Paul Hughes wrote:
>I'm going on record now (and risking my humble reputation) by
>admitting that I've had several experiences which I have yet to
>explain within current scientific knowledge. This may be due
>not to any 'paranormal' phenomena, but my own ignorance
>of science itself. I'm *not* claiming nor do I wish to be labeled
>a psychic. Quite the opposite. Instead, I'm urging the more
>skeptically and scientifically inclined list members to scrutinize
>me report and offer their opionions.
Thanks for a really good post that will hopefully see us through a nice round of skeptical thought. Experiences like this are, I think, relatively common, and I always hate to see them swept under the rug in the name of "rationalism." This is precisely the approach I advocate when dealing with the so-called "unexplained."
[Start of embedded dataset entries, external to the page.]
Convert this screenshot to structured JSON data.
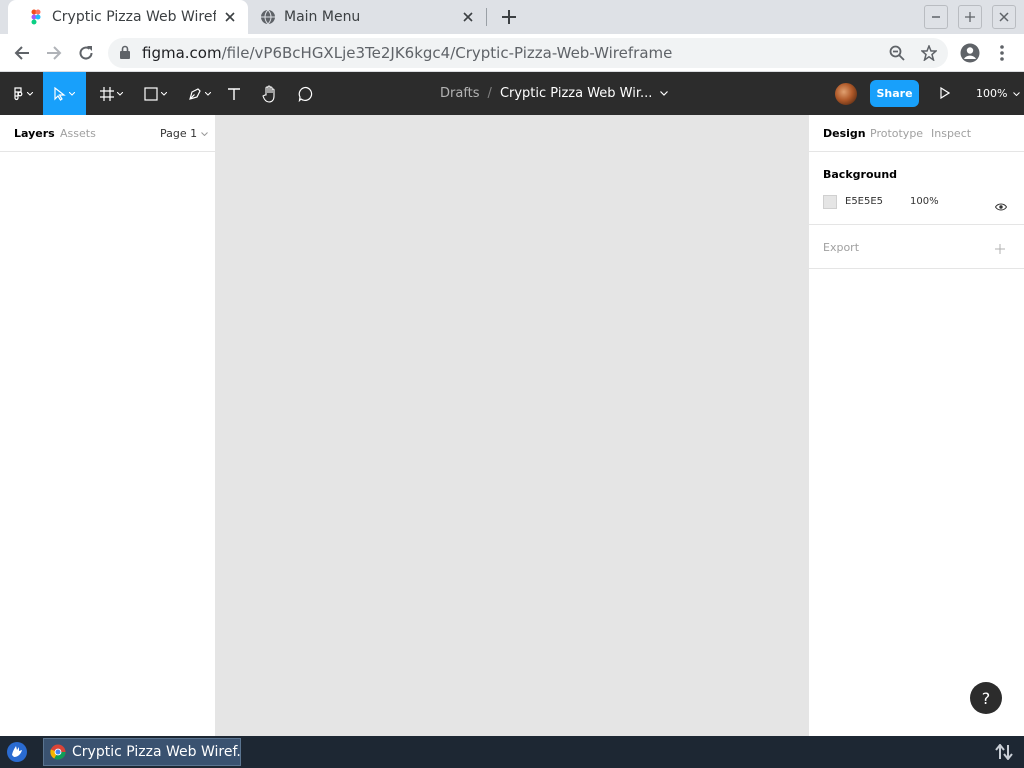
{
  "browser": {
    "tabs": [
      {
        "title": "Cryptic Pizza Web Wireframe",
        "favicon": "figma-icon",
        "active": true
      },
      {
        "title": "Main Menu",
        "favicon": "globe-icon",
        "active": false
      }
    ],
    "url_domain": "figma.com",
    "url_path": "/file/vP6BcHGXLje3Te2JK6kgc4/Cryptic-Pizza-Web-Wireframe"
  },
  "figma": {
    "breadcrumb": {
      "folder": "Drafts",
      "separator": "/",
      "file": "Cryptic Pizza Web Wir..."
    },
    "share_label": "Share",
    "zoom": "100%",
    "left_panel": {
      "tabs": [
        "Layers",
        "Assets"
      ],
      "page": "Page 1"
    },
    "right_panel": {
      "tabs": [
        "Design",
        "Prototype",
        "Inspect"
      ],
      "background": {
        "title": "Background",
        "hex": "E5E5E5",
        "opacity": "100%"
      },
      "export": {
        "title": "Export"
      }
    },
    "help_label": "?",
    "colors": {
      "toolbar": "#2c2c2c",
      "accent": "#18a0fb",
      "canvas": "#e5e5e5"
    }
  },
  "taskbar": {
    "item_title": "Cryptic Pizza Web Wiref..."
  }
}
Re. your "out of body" experience: I return agian and again to the notion that _maybe_ there is some empirical basis for this sort of thing. Most reports are, I'm quite cofident, lucid dreams (a fact that really doesn't take mush away from their sense of wonder). But "dream" experiences that make actual predictions are another story, and seem to imply some sort of causal mechanism. I don't know what this is. I'd assume it would have to have something to do with quantum non-locality. Or maybe a person's consciousness can actually remain intact in some unkown plasmic state for short durations. Either way is fascinating, and I hope reproducable.
I've never had an experience quite as compelling as yours, but I've had some apparently "prescient" dreams. These came during my junior high years, and would persist to the point of being a nuisance. In retrospect, I can't help but wonder if they were linked to some hormonal mechanism beginning to stir in my brain at the time. They haven't repeated since (at least not to a degree where I take any conscious note of them).
I don't dismiss "psi" outright. It could be an organic response to quantum phenomena we simply don't understand entirely right now; there's certainly no need to invoke the "supernatural."
Someone asked earlier on a related thread if there were any science fiction writers in the house who had a take on psi. I've had one book published (a collection--check Amazon.com and Barnesandnoble.com if you're interested) and have hopes for the one my agent is presumably shopping around right now. As a person interested primarily in ideas, I think the concept of "psychic powers" would be most interesting if attributed to a _technology_ (i.e. neurofeedback nanomachines uplinked to some sort of utility fog). To me, this is more interesting (from a SF standpoint) than the popular notion that we all have psychic powers but they're generally unused because we don't use that part of our brains. You run across this theory a lot in "fringe" literature, and while there _might_ be something to it, it's not at all useful scientifically--yet.
Again, thanks for the casefiles, Paul.